Jan. 21, 2011 “Gregory Davis” changes the name on his account to “Preston G. Davis”, and begins friending activists again. On January 21st, he replies to a reader on the HumaneWatch Facebook group in the cadence, voice, and mannerisms that David Martosko uses in his administrative capacity. Nine minutes later, he notices his error and hastily tries to cover his tracks.

The post is later deleted from Gregory/Preston’s Facebook wall, but not from the HumaneWatch page.
Feb. 7, 2011 Gregory/Preston responds to a friend request from the webmaster of this site, John Doppler Schiff.
Mr. Schiff replies to that Facebook email by asking if Gregory/Preston is familiar with the people behind HumaneWatch, and provides a link to a hidden page on the site. The IP address of any visitor to that page is logged. Only Gregory/Preston and Schiff know of the page’s existence.
Feb. 8, 2011 At 8:57 AM and 8:59 AM, Pacific, the link is accessed twice from IP address This IP address traces back to the Washington, D.C. neighborhood of Martosko’s employer, Berman & Company, Inc.

6:26 PM. John Doppler Schiff sends another Facebook email to Gregory/Preston, inviting him to click on a link that would “change the minds of a LOT of HumaneWatchers”.
7:01 PM. Web logs show that the link is accessed from a Verizon FIOS subscriber in Burke, VA, in the same area and network as “Greg”, less than a mile from David Martosko’s residence. Only Schiff and Gregory/Preston know of the link’s existence.

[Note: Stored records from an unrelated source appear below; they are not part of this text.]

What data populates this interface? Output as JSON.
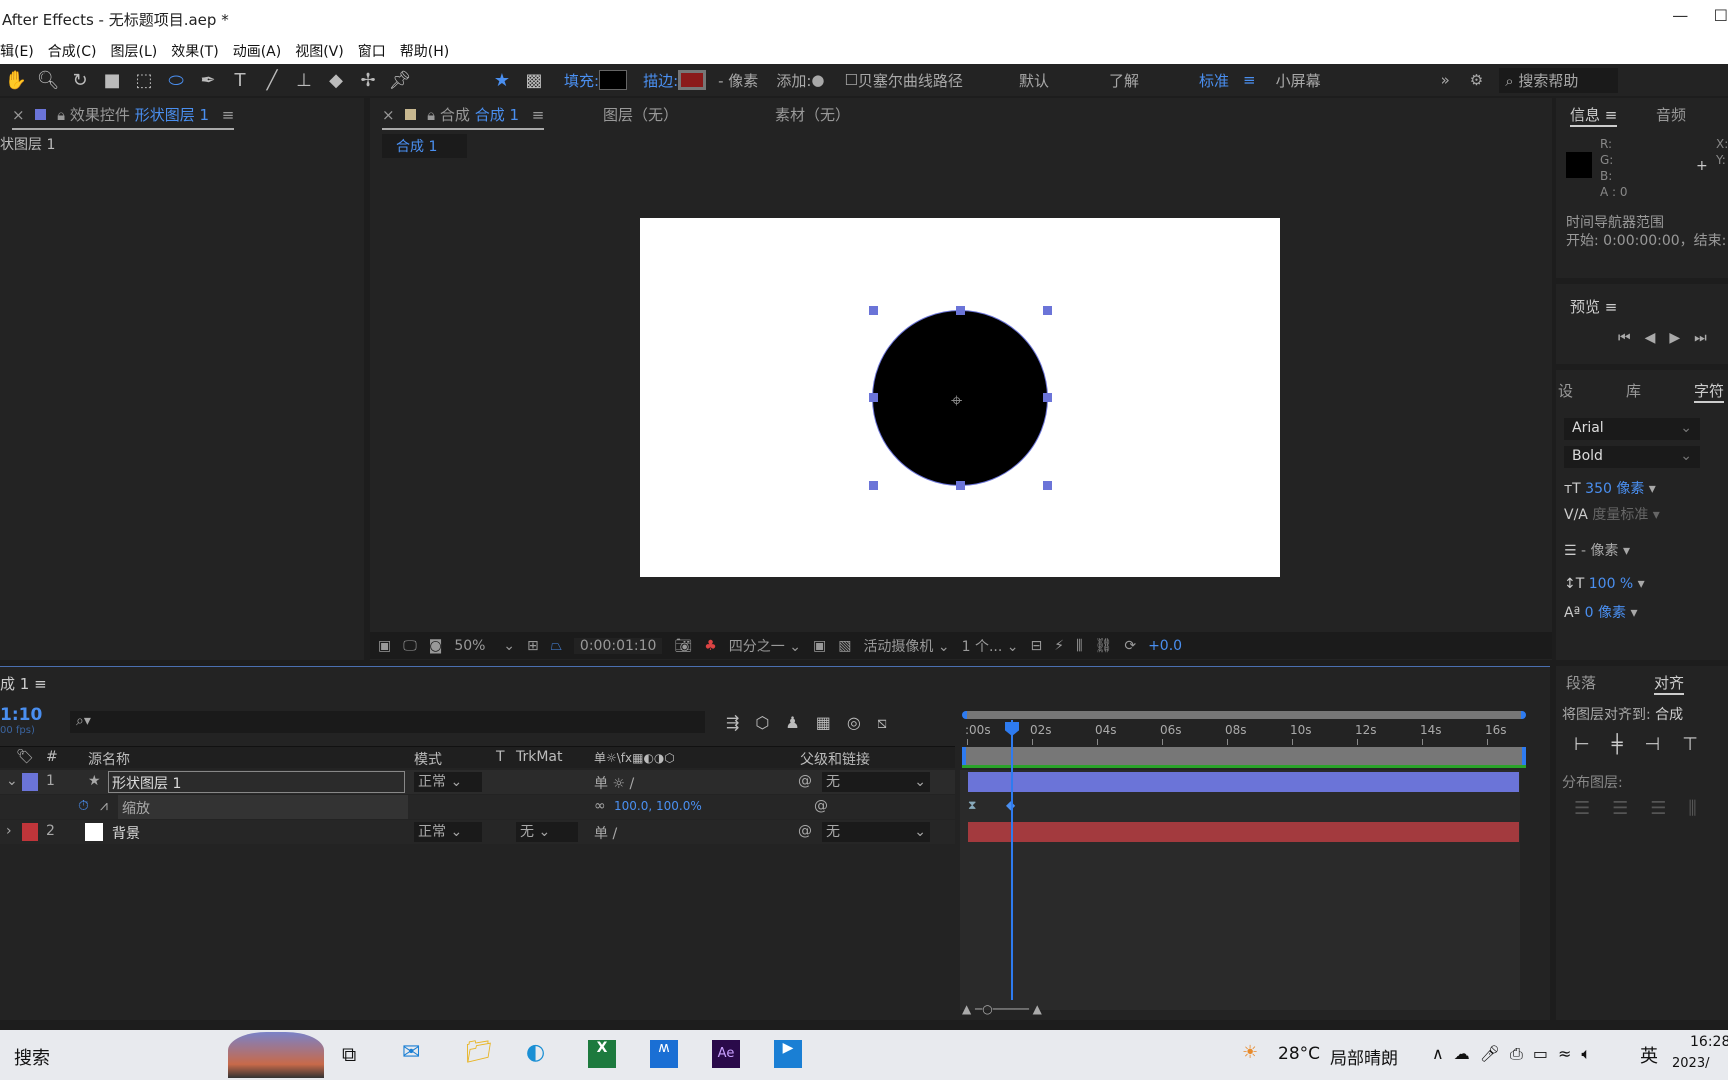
{
  "window": {
    "title": "After Effects - 无标题项目.aep *"
  },
  "menu": [
    "辑(E)",
    "合成(C)",
    "图层(L)",
    "效果(T)",
    "动画(A)",
    "视图(V)",
    "窗口",
    "帮助(H)"
  ],
  "toolbar": {
    "fill_label": "填充:",
    "stroke_label": "描边:",
    "stroke_px": "- 像素",
    "add_label": "添加:",
    "bezier_label": "贝塞尔曲线路径",
    "workspaces": [
      "默认",
      "了解",
      "标准",
      "小屏幕"
    ],
    "active_workspace": "标准",
    "search_help": "搜索帮助",
    "fill_color": "#000000",
    "stroke_color": "#8b1a1a"
  },
  "effects_panel": {
    "tab_prefix": "效果控件",
    "tab_layer": "形状图层 1",
    "layer_label": "状图层 1"
  },
  "comp_panel": {
    "tab_prefix": "合成",
    "tab_name": "合成 1",
    "layer_tab": "图层（无）",
    "footage_tab": "素材（无）",
    "sub_tab": "合成 1"
  },
  "viewer": {
    "zoom": "50%",
    "timecode": "0:00:01:10",
    "resolution": "四分之一",
    "camera": "活动摄像机",
    "views": "1 个...",
    "exposure": "+0.0",
    "canvas_color": "#ffffff",
    "shape_color": "#000000"
  },
  "info_panel": {
    "tab": "信息",
    "audio_tab": "音频",
    "r": "R:",
    "g": "G:",
    "b": "B:",
    "a": "A : 0",
    "x": "X:",
    "y": "Y:",
    "nav_title": "时间导航器范围",
    "nav_range": "开始: 0:00:00:00，结束:"
  },
  "preview_panel": {
    "tab": "预览"
  },
  "character_panel": {
    "tabs": [
      "设",
      "库",
      "字符"
    ],
    "font": "Arial",
    "style": "Bold",
    "size": "350 像素",
    "tracking_metric": "度量标准",
    "leading": "- 像素",
    "vscale": "100 %",
    "baseline": "0 像素"
  },
  "align_panel": {
    "tabs": [
      "段落",
      "对齐"
    ],
    "align_to_label": "将图层对齐到:",
    "align_to": "合成",
    "distribute_label": "分布图层:"
  },
  "timeline": {
    "tab": "成 1",
    "timecode": "1:10",
    "fps": "00 fps)",
    "columns": {
      "num": "#",
      "source": "源名称",
      "mode": "模式",
      "t": "T",
      "trkmat": "TrkMat",
      "switches": "单☼\\fx▦◐◑⬡",
      "parent": "父级和链接"
    },
    "layers": [
      {
        "num": "1",
        "name": "形状图层 1",
        "color": "#6b74d8",
        "mode": "正常",
        "trkmat": "",
        "parent": "无"
      },
      {
        "num": "2",
        "name": "背景",
        "color": "#c0353a",
        "mode": "正常",
        "trkmat": "无",
        "parent": "无"
      }
    ],
    "property": {
      "name": "缩放",
      "value": "100.0, 100.0%"
    },
    "ruler": [
      ":00s",
      "02s",
      "04s",
      "06s",
      "08s",
      "10s",
      "12s",
      "14s",
      "16s"
    ]
  },
  "taskbar": {
    "search": "搜索",
    "weather": "28°C",
    "weather_desc": "局部晴朗",
    "ime": "英",
    "time": "16:28",
    "date": "2023/"
  }
}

7:22 PM. Gregory/Preston opens a chat window with Schiff to ask why the links aren’t working. Schiff says he will look into the problem.
7:26 PM. Gregory/Preston clearly knows he’s caught, and tries to cover his tracks. He changes his profile information in Facebook; he now pretends to be from Fairfax, VA. He changes his employer; he now pretends to work for World Bank Publishing, a company close to Berman & Company’s offices. He adds a work history, claiming to be employed by Trader Joes from 2008 to 2010.

This conflicts with his original cover story, when he previously claimed to be in India and Bangladesh. It also conflicts with the facts, as Trader Joe’s does not have locations in Colorado.

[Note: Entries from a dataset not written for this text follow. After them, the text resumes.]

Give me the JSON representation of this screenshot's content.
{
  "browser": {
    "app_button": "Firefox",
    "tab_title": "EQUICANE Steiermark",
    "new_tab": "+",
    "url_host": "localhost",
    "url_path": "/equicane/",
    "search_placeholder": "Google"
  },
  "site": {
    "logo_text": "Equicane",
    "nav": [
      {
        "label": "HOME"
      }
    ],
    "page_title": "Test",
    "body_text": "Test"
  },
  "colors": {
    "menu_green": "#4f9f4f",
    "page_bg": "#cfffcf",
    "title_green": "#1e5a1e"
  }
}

  1. Someone operating under the assumed name “Gregory Davis” and “Preston G. Davis”, using the account is friending activists, authors, legislators, bloggers, and other prominent individuals on Facebook.

  2. Gregory/Preston makes contradictory statements about his history and his ideology.

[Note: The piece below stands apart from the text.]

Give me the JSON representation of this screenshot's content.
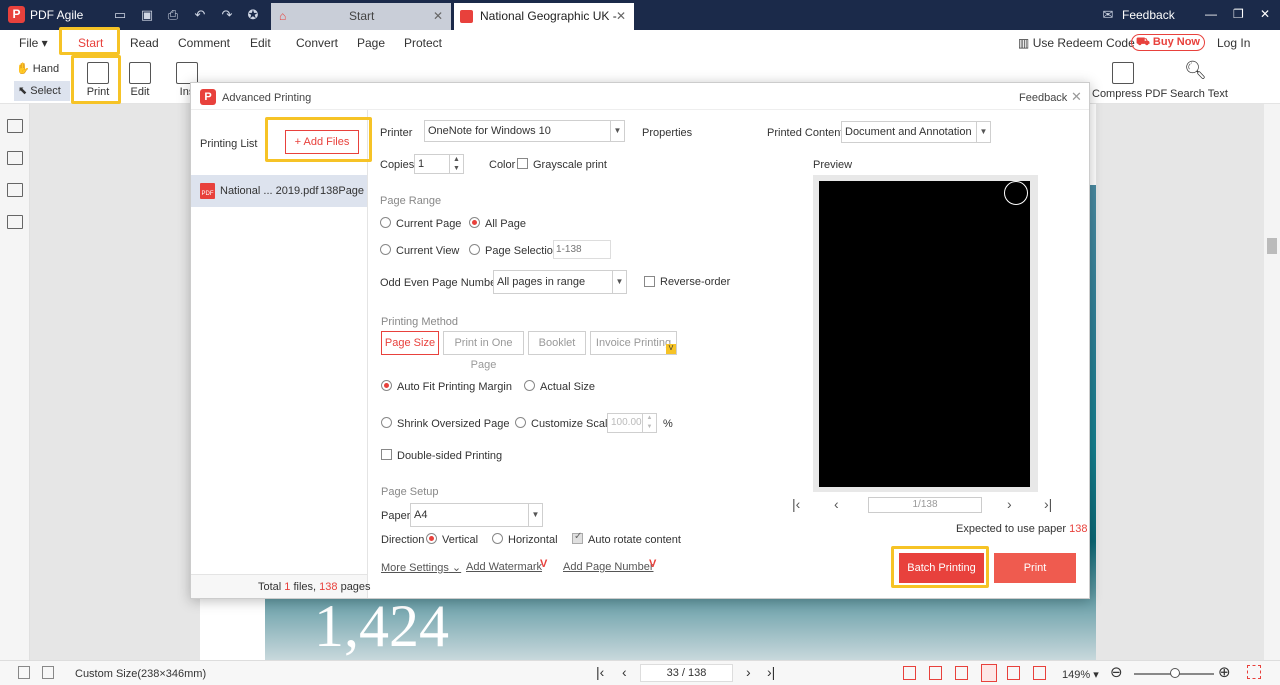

  3. At least 50 of the individuals friended by Gregory/Preston have been targeted by Richard Berman and the Center for Consumer Freedom on their websites.

  4. Nearly all of Gregory/Preston’s Facebook “likes” are directly related to issues CCF pursues.

  5. David Martosko is the spokesperson and Director of Research for CCF. He lives in Burke, VA, and works at CCF’s offices in Washington, D.C.

  6. Gregory/Preston frequently makes comments and posts which mirror Martosko’s writings within hours of their publication.

  7. Links sent privately to Gregory/Preston were subsequently visited by a person residing in Burke, VA within a mile of Martosko’s house, and working in Washington, D.C. within a mile of Martosko’s workplace.

  8. Martosko has an aggressive anti-activist agenda.

  9. Martosko is alleged to have stalked and photographed activists in 2007.

  10. Martosko has a recent history of substance abuse and erratic behavior.

  11. Martosko may have a concealed weapon permit.
If you have accepted a friend request from this questionable account, please block the account. Many of the individuals who were previously warned about “Gregory Davis” later accepted friend requests from the same account under “Preston G. Davis”. Blocking the account prevents you from seeing future requests, even if the name on the account changes.
Be wary of friend requests from people you don’t know. Don’t be shy about asking mutual friends if they can vouch for the person.
Please contact the webmaster for further information.

Update March 15, 2013

A Mother Jones report has independently confirmed Martosko’s impersonation of activists through court documents in the case of Human League of Philadelphia v. Berman & Co.